Years ago, audiences fell in love with Muriel Heslop on the big screen, and now they are falling in love with her all over again, this time at the theatre.
Has there ever been a more likeable dag/outsider?! One just has to admire her daring, her nerve, that she will do anything to achieve her dreams, and damn any-one, or even any notion of her own self pride, that can get in the way.
Maggie McKenna steps very comfortably into the shoes that were filled in the movie by Toni Colette in the movie. She gives a wonderful performance, playing a classic ‘plain Jane’ character who will do anything that she can to break away from her mundane, bland life.
At every turn in her journey Muriel thinks big, and I think that this is the best way to describe Simon Phillips’ production. This is a big, bold, brassy show. The cast is great, as are the costumes and sets-by Gabriela Tylesova (simply a genius), and the music by Abba, Kate Miller-Heidke and Keir Nuttall, and Isaac Hayward.
PJ Hogan’s book, in the main, gives Muriel the same journey that she went on in the film. When characters bring out into song, via some very catchy melodies by Miller-Heidi’s and Nuttal, in true music theatre style, their feelings and thoughts spring to the surface.
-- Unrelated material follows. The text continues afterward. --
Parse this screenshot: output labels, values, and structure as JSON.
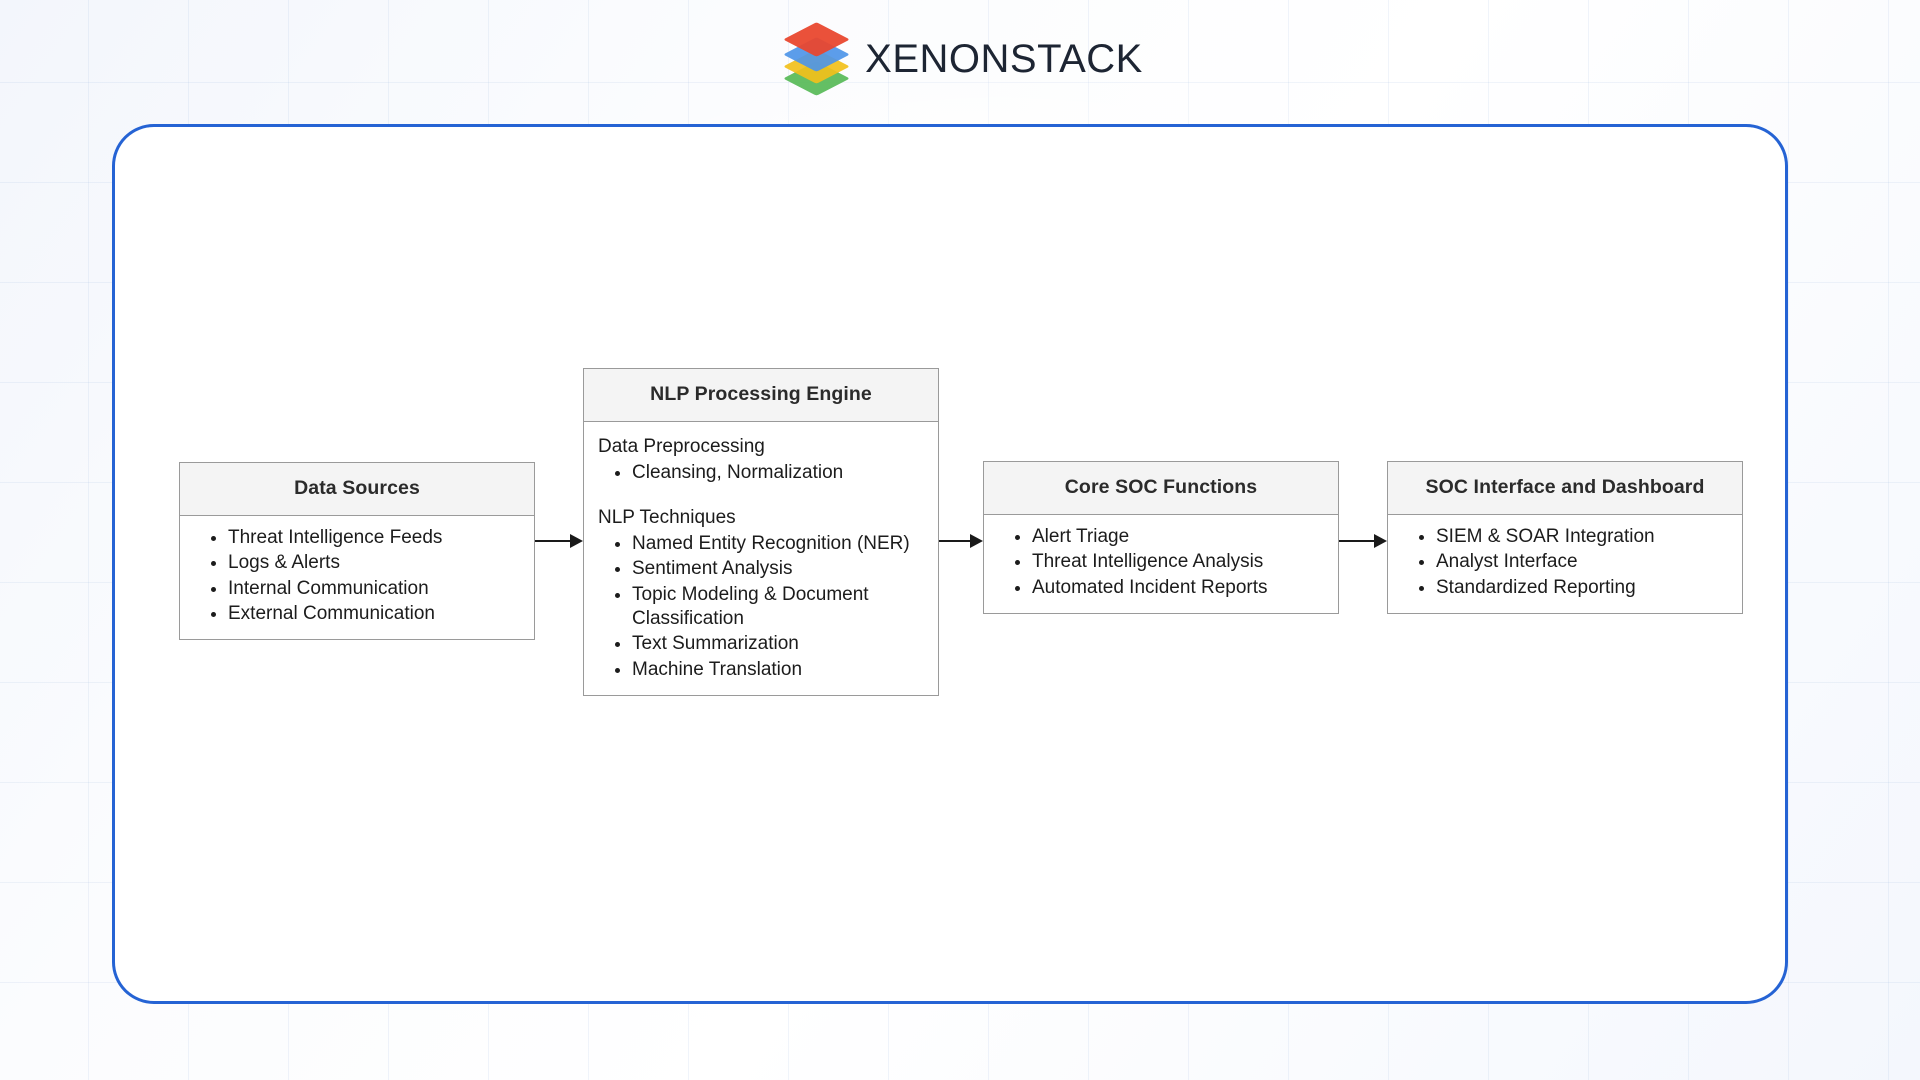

Joining Maggie in the principal cast are Madeline Jones as Muriel’s gutsy best friend, Rhonda, Gary Sweet plays her bullish, insensitive father, Bill, Justine Clarke is her good natured, passive mother, Betty, and Helen Dallimore plays Bill’s ever appearing ‘what a coincidence’ friend and playmate Deidre Chambers. The large ensemble cast are all wonderful.
There are so many great moments in the show. Such as the times when the Abba quartet appear out of nowhere to play for Muriel when her spirits sag, and that great scene when Rhonda gives Muriel’s friends a crushing, well deserved serve after they had been so cruel to her. Some people in the audience couldn’t help but applaud.
This is a wonderful night in the theatre and a credit to everyone involved. MURIEL’S WEDDING THE MUSICAL is playing the Roslyn Packer Theatre until the 27th January, 2018.